  • Iraq Seeks Oil Production Cost Cuts As Revenue From Exports Drops By Almost Half – On March 27, Reuters reported that Iraq’s Oil Ministry has asked foreign oil companies operating some the country’s major fields to prepare to cut their oilfield development expenses by 30%. Iraq also wants to delay payments due to foreign oil companies for at least three months. Meanwhile, oil refiner Hindustan Petroleum Corp, a major buyer of Iraqi crude, asked Iraq to cancel two shipments of one million barrels each as fuel demand slumps because of COVID-19. On April 1, the Iraqi Ministry of Oil announced that crude oil exports during March averaged 3.376 million bpd, generating $2.988 billion in revenue, about $2.5 billion below February’s figures. In March, Iraq sold its oil at an average price of $28.43 per barrel, about 45% lower than from February’s $51.37. In spite of lower prices and slowing demand, Iraq reportedly plans to increase production and exports by 200,000 bpd in April. On March 30, Iraq Oil Report mentioned that the KRG has created four new pipelines it will soon use to import refined fuels from Iran. more…
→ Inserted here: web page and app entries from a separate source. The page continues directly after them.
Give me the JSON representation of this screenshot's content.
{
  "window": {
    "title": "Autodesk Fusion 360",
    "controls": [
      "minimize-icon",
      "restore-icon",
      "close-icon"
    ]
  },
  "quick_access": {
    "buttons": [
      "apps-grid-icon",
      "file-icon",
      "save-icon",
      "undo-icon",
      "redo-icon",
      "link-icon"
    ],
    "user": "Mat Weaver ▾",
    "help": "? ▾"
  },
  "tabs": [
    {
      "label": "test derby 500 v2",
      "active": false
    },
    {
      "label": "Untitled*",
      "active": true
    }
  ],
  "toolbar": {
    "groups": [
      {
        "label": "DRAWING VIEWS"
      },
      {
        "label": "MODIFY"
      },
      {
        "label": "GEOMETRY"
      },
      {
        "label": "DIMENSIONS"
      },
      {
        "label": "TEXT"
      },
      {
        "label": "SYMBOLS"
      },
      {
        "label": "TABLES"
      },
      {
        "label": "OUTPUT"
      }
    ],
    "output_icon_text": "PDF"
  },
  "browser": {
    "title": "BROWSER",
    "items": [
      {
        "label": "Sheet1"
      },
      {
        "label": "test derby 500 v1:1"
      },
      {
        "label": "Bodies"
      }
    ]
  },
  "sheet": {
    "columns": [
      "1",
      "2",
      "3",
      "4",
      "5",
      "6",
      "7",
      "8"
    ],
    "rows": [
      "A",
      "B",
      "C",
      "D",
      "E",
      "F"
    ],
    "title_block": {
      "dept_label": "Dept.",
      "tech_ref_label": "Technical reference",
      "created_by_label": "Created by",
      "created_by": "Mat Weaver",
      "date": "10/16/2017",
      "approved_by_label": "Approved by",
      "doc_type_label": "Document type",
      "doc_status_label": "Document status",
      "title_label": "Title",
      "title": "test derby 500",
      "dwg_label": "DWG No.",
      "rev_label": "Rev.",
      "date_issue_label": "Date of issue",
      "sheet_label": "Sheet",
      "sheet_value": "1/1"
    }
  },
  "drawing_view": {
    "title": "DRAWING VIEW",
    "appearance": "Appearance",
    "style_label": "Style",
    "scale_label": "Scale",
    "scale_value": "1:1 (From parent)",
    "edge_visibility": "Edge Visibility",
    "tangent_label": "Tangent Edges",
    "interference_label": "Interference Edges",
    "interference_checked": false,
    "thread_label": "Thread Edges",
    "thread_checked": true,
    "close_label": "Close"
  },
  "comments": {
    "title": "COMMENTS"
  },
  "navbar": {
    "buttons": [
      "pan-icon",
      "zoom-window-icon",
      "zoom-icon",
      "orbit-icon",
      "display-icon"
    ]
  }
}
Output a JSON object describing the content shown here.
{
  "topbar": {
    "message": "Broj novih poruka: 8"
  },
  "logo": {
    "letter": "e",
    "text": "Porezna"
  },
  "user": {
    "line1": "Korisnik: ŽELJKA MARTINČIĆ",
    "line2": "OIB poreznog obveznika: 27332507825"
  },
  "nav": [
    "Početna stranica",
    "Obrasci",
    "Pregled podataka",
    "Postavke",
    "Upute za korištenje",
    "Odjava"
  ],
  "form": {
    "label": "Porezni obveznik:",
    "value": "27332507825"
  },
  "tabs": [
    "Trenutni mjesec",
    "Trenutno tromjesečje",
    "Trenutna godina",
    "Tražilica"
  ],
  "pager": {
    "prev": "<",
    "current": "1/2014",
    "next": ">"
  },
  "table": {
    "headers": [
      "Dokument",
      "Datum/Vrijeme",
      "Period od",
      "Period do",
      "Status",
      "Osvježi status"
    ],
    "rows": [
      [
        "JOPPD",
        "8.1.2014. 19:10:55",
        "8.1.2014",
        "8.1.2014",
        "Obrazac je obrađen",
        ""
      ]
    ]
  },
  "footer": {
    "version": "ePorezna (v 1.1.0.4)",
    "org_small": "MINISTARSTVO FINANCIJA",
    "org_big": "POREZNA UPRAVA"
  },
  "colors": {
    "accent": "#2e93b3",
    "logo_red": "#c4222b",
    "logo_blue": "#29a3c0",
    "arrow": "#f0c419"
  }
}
For more background on most of the institutions, key actors, political parties, and locations mentioned in our takeaways or in the stories that follow, see the ISHM Reference Guide.